An afternoon at the Ark
There’s not a lot that can entice me to stop when I’m road-tripping it solo-parenting style with the kids. Let me re-phrase that – *nothing* sways me from my myopic goal of covering the 16 driving hours of distance between Detroit and New Orleans. Except Chick-fil-a and occasional potty breaks. So when my mom volunteered to ride north with us after the wedding, I was enthusiastic for the help as well as the opportunity to throw in a scenic stop along the way. We picked Ark Encounter (a life-sized replica of Noah’s Ark) in Williamstown, Kentucky, because it was something that piqued our interest, and we also thought the kids might enjoy it.
What grabbed our toddler’s attention from the beginning was the sound effects. There were animal sounds coming from baskets and cages as well as the background noise of a deluge. The first and second floors of the Ark are full of containers for food and water storage along with cages containing representations of animals from different species.
Plaques along the walls give hypotheses to questions I’d never even considered like “where did Noah keep the polar bears?” and “what did Noah feed the anteaters and koalas?” There are also two different films (that kept the kids’ interest!) to see and a lot of exhibits and informational displays.

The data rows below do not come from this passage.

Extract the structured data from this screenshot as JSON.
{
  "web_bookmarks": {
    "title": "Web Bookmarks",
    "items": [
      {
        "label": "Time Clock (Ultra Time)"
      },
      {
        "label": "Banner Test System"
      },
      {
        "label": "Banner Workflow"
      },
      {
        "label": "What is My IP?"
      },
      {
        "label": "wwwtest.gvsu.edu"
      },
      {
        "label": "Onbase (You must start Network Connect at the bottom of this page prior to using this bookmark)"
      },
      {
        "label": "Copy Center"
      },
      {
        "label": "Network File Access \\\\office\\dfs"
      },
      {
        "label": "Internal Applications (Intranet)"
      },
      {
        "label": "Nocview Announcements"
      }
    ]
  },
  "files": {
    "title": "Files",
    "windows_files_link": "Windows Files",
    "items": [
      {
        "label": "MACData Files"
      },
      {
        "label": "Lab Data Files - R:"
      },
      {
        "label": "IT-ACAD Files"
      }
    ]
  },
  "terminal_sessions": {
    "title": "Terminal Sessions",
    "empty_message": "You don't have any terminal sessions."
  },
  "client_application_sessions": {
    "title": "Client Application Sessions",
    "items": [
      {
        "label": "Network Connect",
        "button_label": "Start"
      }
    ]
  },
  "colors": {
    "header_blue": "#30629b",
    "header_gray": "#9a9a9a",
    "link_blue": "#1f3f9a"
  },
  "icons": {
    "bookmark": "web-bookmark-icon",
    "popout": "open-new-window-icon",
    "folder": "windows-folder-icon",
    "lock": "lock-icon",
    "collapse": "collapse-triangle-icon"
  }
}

When reading through TripAdvisor reviews ahead of time, it seemed like a common thread was “save time for the last level – it’s the best!” Among other things, this third level contains living quarters for Noah and his family along with background stories crafted about Noah’s daughters-in-law. While the rooms were much more comfortable than I would have imagined, I suppose if you were building a boat over a period of approximately 75 years, you’d probably try to make the living space as nice as you could. 😛
Overall, it was worth the stop! We spent about four hours at the Ark and the adults along with our 8 year old felt like we could have spent more time there. The youngest three members of our group were DONE though, so it was a brief lunch stop and back on the road for us!
Know before you go:
- Purchase tickets ahead of time! Even visiting off-season, we waited in line to buy tickets about twenty minutes. Spare yourself the wait if you can.
- The grounds and Ark itself were all very stroller-friendly and handicap accessible. Those ramps meant for animals also worked splendidly for herding our crew in and out. 😉
- There are dining options available on-site – a couple of restaurants (seasonal) as well as some prepared foods in the gift shops. We blitzed past these and ate on the road though. If you’re in the area for longer, there are other activities around the Ark. Ice skating is available in the winter and zip-lining can be done the summer (for an additional fee).